Following Tuesday night's election results out of Indianapolis we were swamped with stories about how voter turnout was the worst ever, or at least in recent history. But was it? No, it wasn't.
The 1995 Indianapolis Mayor's race featured Republican Steve Goldsmith running for re-election against Democrat Z. Mae Jimison. Jimison was never a favorite of the Democratic establishment and the party made little effort to help her in the election. (Very much like
this year and the Republicans lack of assistance to their nominee, Chuck Brewer.) The lack of effort was noted by the voters, when only 116,307 voters came to the polls.
In contrast, 150,451 voters came to the polls in 2015. That's an increase in the number of voters by 29.3% at the same time the adult population in Marion County increased only 10.9% (631,557 in 1995 to 700,682 in 2015). How then did 2015 get labeled as the lowest turnout ever?
It is because turnout is based on total registrations not the adult population in that area. Registration numbers in recent years have become grossly inflated. The reason is that, in 1993, the Democratic Congress passed the National Voter Registration Act. The bill, dubbed "The Motor Voter Bill," not only allowed for easier registration, it eliminated automatic purges for non-voting.
While the law and its progeny allowed counties and states to clean up their voter registration rolls that became increasingly filled with dead voters and those who had moved, that process has proven to be cumbersome and expensive. Indiana is one of the worst states at keeping its voter registration rolls clean, and has been a target of litigation because of it.
In 1995, there were 438,755 voters registered in Marion County, 69.5% of the adult population. By 2015, that number had soared to 663,209 or 94.5%.
Yes, supposedly 94.5% of adults who live in Marion County are registered to vote. Does anyone actually believe that? Well, believe it or not, our voter turnout rates are based on the assumption that 94.5% of the adults who live in Marion County could have went to the polls on November 3rd and cast a vote.
If you look at voting turnout compared to the adult population ("real turnout"), you see a different story when it comes to registration. While 2015 is definitely a low turnout year (21.5%), turnout in 1995 was actually much lower (18.4%). The highest real turnout in the last 25 years was in 1991 (32.8%), followed by 1999 (30.6%) and 2011 (26.5%).
Contrary to Democrats' claims there doesn't seem to be any turnout trend associated with Indiana photo ID requirement (passed in 2005 but not implemented until 2008) or other supposed restrictions on voting. The only thing apparent from the data is that registration has soared at the same time as official turnout (as opposed to real turnout) has decreased. Someday the media might connect the two.

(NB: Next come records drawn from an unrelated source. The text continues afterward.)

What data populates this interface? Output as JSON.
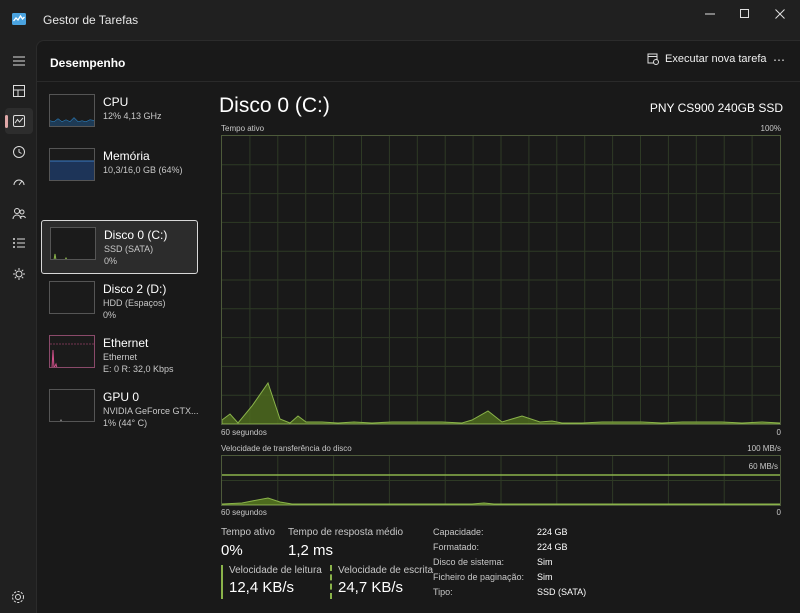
{
  "window": {
    "title": "Gestor de Tarefas",
    "icon": "task-manager-icon"
  },
  "nav": {
    "items": [
      {
        "name": "menu-icon"
      },
      {
        "name": "processes-icon"
      },
      {
        "name": "performance-icon",
        "active": true
      },
      {
        "name": "app-history-icon"
      },
      {
        "name": "startup-icon"
      },
      {
        "name": "users-icon"
      },
      {
        "name": "details-icon"
      },
      {
        "name": "services-icon"
      }
    ],
    "settings": "settings-icon"
  },
  "header": {
    "title": "Desempenho",
    "run_task_label": "Executar nova tarefa",
    "more_label": "⋯"
  },
  "devices": [
    {
      "name": "CPU",
      "sub1": "12%  4,13 GHz",
      "sub2": "",
      "color": "#2d8bd0"
    },
    {
      "name": "Memória",
      "sub1": "10,3/16,0 GB (64%)",
      "sub2": "",
      "color": "#3a7ac0"
    },
    {
      "name": "Disco 0 (C:)",
      "sub1": "SSD (SATA)",
      "sub2": "0%",
      "color": "#8ab34a",
      "selected": true
    },
    {
      "name": "Disco 2 (D:)",
      "sub1": "HDD (Espaços)",
      "sub2": "0%",
      "color": "#8ab34a"
    },
    {
      "name": "Ethernet",
      "sub1": "Ethernet",
      "sub2": "E: 0 R: 32,0 Kbps",
      "color": "#d0508a"
    },
    {
      "name": "GPU 0",
      "sub1": "NVIDIA GeForce GTX...",
      "sub2": "1%  (44° C)",
      "color": "#888888"
    }
  ],
  "detail": {
    "title": "Disco 0 (C:)",
    "model": "PNY CS900 240GB SSD",
    "graph1": {
      "label": "Tempo ativo",
      "max_label": "100%",
      "time_label": "60 segundos",
      "min_label": "0"
    },
    "graph2": {
      "label": "Velocidade de transferência do disco",
      "max_label": "100 MB/s",
      "mid_label": "60 MB/s",
      "time_label": "60 segundos",
      "min_label": "0"
    },
    "stats": {
      "active_label": "Tempo ativo",
      "active_value": "0%",
      "response_label": "Tempo de resposta médio",
      "response_value": "1,2 ms",
      "read_label": "Velocidade de leitura",
      "read_value": "12,4 KB/s",
      "write_label": "Velocidade de escrita",
      "write_value": "24,7 KB/s"
    },
    "properties": [
      {
        "key": "Capacidade:",
        "value": "224 GB"
      },
      {
        "key": "Formatado:",
        "value": "224 GB"
      },
      {
        "key": "Disco de sistema:",
        "value": "Sim"
      },
      {
        "key": "Ficheiro de paginação:",
        "value": "Sim"
      },
      {
        "key": "Tipo:",
        "value": "SSD (SATA)"
      }
    ]
  },
  "colors": {
    "accent_disk": "#8ab34a",
    "nav_active": "#e0a8a8"
  }
}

Here is a table on the data I collected. I did not include all the population data I used in my calculations. The census data though is readily available with a google search.
||Total Voters Reg.